At his peak, Anderson reached an audience approaching seventy million people -- nearly the entire voting populace -- in radio and television broadcasts, magazines, newsletters, books, and speeches. But it was his daily 750-word exposé, the "Washington Merry-Go-Round," that was the primary source of his power; published in nearly one thousand newspapers, it became the longest- running and most popular syndicated column in the nation. Anderson’s exposes -- acquired by eavesdropping, rifling through garbage, and swiping classified documents -- sent politicians to prison and led targets to commit suicide. He epitomized everything that Richard Nixon abhorred.
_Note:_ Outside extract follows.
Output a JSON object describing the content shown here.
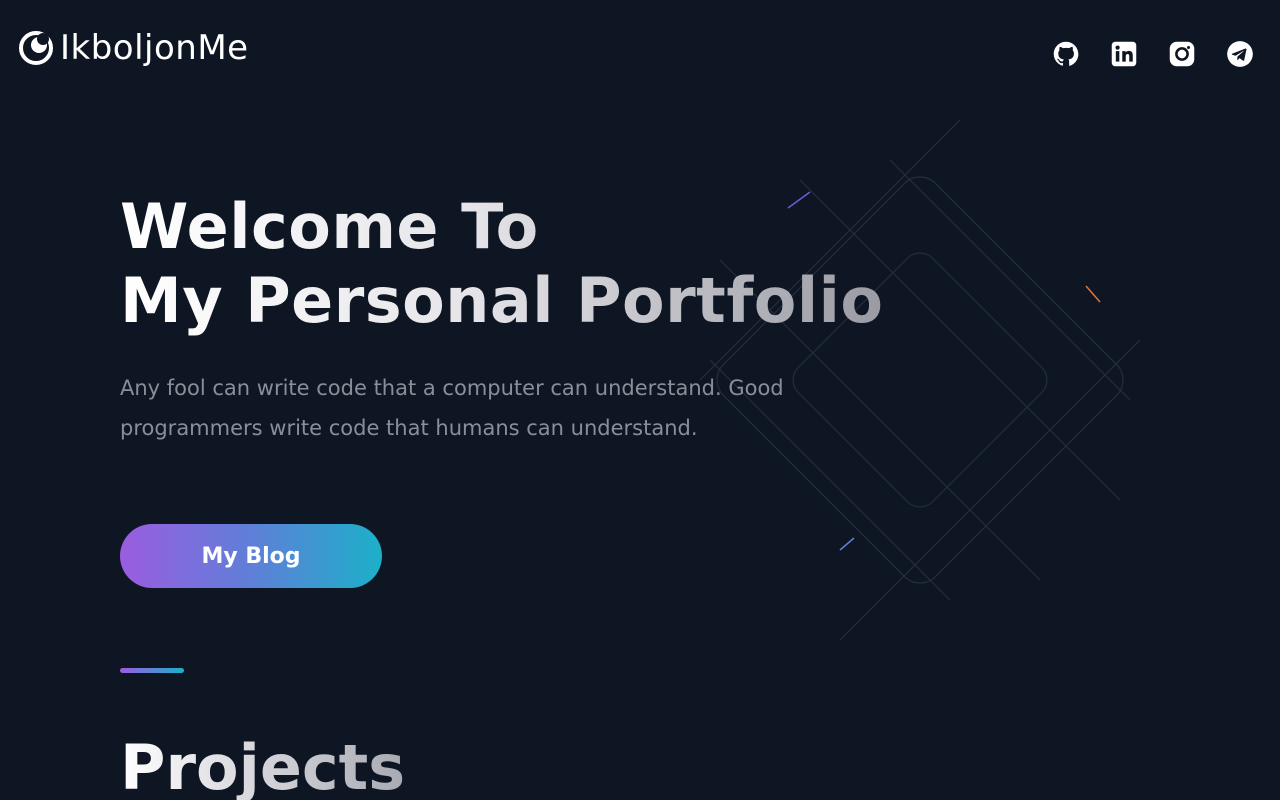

The President had always believed the press was out to get him, and in Anderson he found confirmation of his deepest anxieties. The newsman had a hand in virtually every key slash-and-burn attack on Nixon during his career, from the young congressman’s earliest Red-baiting in the 1940s to his financial impropriety in the White House during the 1970s. Even Nixon’s most intimate psychiatric secrets were fodder for Anderson’s column. The battle between the two men lasted a generation, triggered by differences of politics and personality, centered on the most inflammatory Washington scandals of their era. In the beginning, Anderson’s relentless reporting helped plant the first seeds of Nixonian press paranoia. In the end, Anderson’s disclosures led to criminal convictions of senior presidential advisers and portions of articles of impeachment against the Chief Executive himself. The columnist both exposed and fueled the worst abuses of the Nixon White House, which eventually reached their apogee in the Watergate scandal that ended his presidency in disgrace.

Excerpted from Poisoning The Press: Richard Nixon, Jack Anderson, And The Rise Of Washington's Scandal Culture by Mark Feldstein. Copyright 2010 by Mark Feldstein. Excerpted by permission of Farrar, Straus and Giroux.

Correction Sept. 29, 2010

This story initially gave an incorrect date for President Nixon's resignation. He resigned in August 1974.

Books Featured In This Story